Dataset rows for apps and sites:

+--

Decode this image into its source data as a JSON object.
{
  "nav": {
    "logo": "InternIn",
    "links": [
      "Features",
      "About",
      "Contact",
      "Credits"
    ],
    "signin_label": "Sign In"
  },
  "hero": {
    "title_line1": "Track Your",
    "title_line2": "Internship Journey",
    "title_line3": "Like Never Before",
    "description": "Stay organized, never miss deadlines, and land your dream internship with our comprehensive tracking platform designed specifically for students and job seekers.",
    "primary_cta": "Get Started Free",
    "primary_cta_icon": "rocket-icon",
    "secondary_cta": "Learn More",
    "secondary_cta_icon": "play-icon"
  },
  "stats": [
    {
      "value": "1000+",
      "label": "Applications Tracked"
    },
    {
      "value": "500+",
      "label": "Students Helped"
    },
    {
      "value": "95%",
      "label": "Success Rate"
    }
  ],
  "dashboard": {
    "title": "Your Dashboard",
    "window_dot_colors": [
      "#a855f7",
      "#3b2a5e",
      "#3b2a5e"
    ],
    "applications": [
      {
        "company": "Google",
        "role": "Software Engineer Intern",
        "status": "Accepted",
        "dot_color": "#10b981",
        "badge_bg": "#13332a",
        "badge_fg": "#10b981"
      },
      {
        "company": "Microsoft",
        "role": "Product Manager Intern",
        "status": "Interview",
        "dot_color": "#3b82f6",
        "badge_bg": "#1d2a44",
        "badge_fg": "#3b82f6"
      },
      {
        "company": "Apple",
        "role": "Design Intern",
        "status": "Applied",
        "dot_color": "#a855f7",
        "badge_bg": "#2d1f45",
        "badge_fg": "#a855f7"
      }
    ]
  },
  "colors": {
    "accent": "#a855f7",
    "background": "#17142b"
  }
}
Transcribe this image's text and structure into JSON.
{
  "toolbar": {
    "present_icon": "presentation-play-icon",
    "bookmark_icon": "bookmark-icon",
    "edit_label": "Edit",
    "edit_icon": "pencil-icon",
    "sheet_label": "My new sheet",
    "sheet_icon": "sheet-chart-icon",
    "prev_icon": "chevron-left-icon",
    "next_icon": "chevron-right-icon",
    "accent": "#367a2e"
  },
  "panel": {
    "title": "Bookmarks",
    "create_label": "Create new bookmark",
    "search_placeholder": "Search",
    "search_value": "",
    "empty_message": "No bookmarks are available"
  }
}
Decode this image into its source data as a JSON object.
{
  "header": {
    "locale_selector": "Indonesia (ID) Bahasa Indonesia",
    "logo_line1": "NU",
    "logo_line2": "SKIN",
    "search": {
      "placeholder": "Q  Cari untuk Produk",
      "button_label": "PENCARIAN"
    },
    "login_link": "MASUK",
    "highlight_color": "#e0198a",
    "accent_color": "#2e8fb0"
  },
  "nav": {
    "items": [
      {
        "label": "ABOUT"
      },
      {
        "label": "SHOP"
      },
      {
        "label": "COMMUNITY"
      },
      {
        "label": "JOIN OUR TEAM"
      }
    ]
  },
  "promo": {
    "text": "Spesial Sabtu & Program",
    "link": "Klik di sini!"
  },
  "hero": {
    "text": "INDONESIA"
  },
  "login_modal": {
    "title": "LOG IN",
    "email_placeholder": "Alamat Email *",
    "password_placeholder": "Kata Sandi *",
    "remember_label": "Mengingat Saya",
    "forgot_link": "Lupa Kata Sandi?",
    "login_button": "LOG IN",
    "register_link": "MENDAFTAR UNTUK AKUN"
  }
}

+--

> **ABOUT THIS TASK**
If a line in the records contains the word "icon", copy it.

> **EXPECTED OUTPUT**
    "primary_cta_icon": "rocket-icon",
    "secondary_cta_icon": "play-icon"
    "present_icon": "presentation-play-icon",
    "bookmark_icon": "bookmark-icon",
    "edit_icon": "pencil-icon",
    "sheet_icon": "sheet-chart-icon",
    "prev_icon": "chevron-left-icon",
    "next_icon": "chevron-right-icon",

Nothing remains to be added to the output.